So, to embark on a sale process when a business is in distress is twice as challenging. While management is urgently trying to keep the business afloat, they are simultaneously required to prepare it for scrutiny by potential acquirers. Tim Wainwright, an experienced Transactions Partner with Eight Advisory, says that this dual requirement means sellers of distressed businesses must focus on presenting their business in a way that supports buyers in identifying value, whilst simultaneously being open about the causes of distress. 

According to Wainwright, sellers of distressed businesses should focus on eight key aspects to ensure they are as well prepared as possible:

  • Cash: In a distressed situation cash truly is king. Accurate forecasting and day-by-day cash balances are often required to ensure any buyer is confident that scarce cash reserves are under proper control. 
  • Equity story and turnaround plan: Any buyer is going to want to understand the proposed turnaround strategy: how is the business going to enact its recovery and what value can be created that means the distressed business is worth saving? Clear presentation of this strategy is essential.
  • The business model: Clear demonstration of how the business model generates cash is required, with analysis that shows how financial performance will respond to key changes – whether these are positive improvements (e.g., increases in revenue) or emerging risks that further damage the business.  Demonstrating the business is resilient enough to cope with these changes can go a long way to assuring investors there is a viable future.
  • Management team: As outlined above, this is a challenging process. The management team are in it together and need to be consistent in presenting the turnaround. Above all, the team needs to be open about the underlying causes that resulted in the distressed situation arising.  A defensive management team who fail to acknowledge root causes of distress are unlikely to resolve the situation.

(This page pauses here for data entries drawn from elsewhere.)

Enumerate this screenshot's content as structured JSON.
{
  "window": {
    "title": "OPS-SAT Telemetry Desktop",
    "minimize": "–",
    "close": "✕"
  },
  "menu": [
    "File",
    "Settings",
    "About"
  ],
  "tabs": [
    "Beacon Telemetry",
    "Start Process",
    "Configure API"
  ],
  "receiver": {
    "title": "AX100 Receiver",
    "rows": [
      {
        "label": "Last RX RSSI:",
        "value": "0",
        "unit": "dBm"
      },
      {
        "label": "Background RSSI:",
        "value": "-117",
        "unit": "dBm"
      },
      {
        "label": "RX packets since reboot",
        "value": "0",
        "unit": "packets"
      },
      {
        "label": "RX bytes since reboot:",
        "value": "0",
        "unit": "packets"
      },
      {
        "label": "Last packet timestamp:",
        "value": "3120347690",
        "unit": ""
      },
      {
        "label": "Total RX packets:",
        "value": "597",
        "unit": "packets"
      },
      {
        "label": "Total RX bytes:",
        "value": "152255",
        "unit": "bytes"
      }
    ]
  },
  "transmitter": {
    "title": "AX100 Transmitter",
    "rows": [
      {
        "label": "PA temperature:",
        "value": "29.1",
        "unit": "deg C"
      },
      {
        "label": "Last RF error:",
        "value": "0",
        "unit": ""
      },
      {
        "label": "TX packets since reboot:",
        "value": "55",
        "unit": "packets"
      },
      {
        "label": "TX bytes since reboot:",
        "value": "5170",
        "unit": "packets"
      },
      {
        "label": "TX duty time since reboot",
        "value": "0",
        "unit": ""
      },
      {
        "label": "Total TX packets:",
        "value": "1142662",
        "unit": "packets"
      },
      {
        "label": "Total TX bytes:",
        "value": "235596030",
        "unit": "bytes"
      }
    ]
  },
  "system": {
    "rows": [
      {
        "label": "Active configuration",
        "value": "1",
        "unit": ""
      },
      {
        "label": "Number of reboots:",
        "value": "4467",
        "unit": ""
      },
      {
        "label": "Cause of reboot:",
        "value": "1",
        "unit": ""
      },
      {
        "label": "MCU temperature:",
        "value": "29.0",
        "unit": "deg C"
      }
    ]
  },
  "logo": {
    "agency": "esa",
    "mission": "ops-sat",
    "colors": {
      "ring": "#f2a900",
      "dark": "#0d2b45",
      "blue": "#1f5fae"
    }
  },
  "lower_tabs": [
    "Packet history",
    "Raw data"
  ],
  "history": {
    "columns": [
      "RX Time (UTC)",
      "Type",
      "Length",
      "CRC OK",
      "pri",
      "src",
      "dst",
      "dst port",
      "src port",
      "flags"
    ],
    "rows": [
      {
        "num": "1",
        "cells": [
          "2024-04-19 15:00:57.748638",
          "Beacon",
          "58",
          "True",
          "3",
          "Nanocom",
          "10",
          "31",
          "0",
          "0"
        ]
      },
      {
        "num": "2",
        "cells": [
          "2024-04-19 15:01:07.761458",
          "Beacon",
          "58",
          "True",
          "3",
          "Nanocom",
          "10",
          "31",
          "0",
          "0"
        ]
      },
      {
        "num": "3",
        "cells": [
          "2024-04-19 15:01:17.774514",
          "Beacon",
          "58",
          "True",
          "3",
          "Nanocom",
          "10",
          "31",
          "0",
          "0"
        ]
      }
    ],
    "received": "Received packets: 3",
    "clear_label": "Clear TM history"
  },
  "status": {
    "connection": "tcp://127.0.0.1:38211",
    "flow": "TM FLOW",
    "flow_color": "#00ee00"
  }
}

8 tips for successfully buying or selling a distressed business

  • Financing: More than in any traditional transaction, distressed businesses need to understand the impact on working capital. The distressed situation frequently results in costs rising as credit insurance becomes more difficult to obtain or as customers and suppliers reduce credit. Understanding how these unwind will be important to the potential investors.
  • Employees: Any restructuring programme can be difficult for employees. Maintaining open communications and respecting the need for consultation is the basic requirement. In successful turnarounds, employees are often deeply engaged in designing and developing solutions. Demonstrating a supportive, flexible employee base can often support the sale process.
  • Structuring: Understanding how to structure the business for the proposed acquisition can add significant value. Where possible, asset sales may be preferred, enabling buyers to move forward with limited liabilities. However, impacts on customers, employees and other stakeholders need to be considered.
  • Off balance sheet assets: In the course of selling a distressed business, additional attention is often given to communicating the value of items that may not be fully valued in the financial statements. Brands, intellectual property and historic tax losses are all examples of items that may be of significant value to a purchaser. Highlighting these aspects can make an acquisition more appealing.

“These eight focus areas can help to sell a distressed business and are important in reaching a successful outcome, but it should be noted that it will remain a challenging process,” Wainwright explains. 

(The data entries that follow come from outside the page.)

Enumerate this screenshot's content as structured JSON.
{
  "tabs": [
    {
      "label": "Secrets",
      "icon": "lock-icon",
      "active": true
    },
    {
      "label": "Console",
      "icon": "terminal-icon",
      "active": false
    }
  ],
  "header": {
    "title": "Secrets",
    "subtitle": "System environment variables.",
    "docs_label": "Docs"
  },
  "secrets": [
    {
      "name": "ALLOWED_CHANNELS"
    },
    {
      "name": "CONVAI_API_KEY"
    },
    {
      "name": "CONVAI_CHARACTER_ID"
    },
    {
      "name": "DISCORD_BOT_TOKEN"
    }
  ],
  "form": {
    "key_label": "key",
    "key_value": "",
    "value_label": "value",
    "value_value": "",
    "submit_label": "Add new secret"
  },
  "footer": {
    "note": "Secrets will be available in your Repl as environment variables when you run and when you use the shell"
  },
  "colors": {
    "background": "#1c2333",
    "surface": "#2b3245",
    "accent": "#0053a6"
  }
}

With recent studies indicating that the valuation of distressed business is trending north. With increased appetite from buyers who are accustomed to taking on these situations, it is likely that more distressed deals will be seen in the coming months. “Preparing management teams as best as possible for delivering these will be key to ensuring these businesses can pass on to new owners who can hopefully drive the restructuring required to see these succeed,” Wainwright added.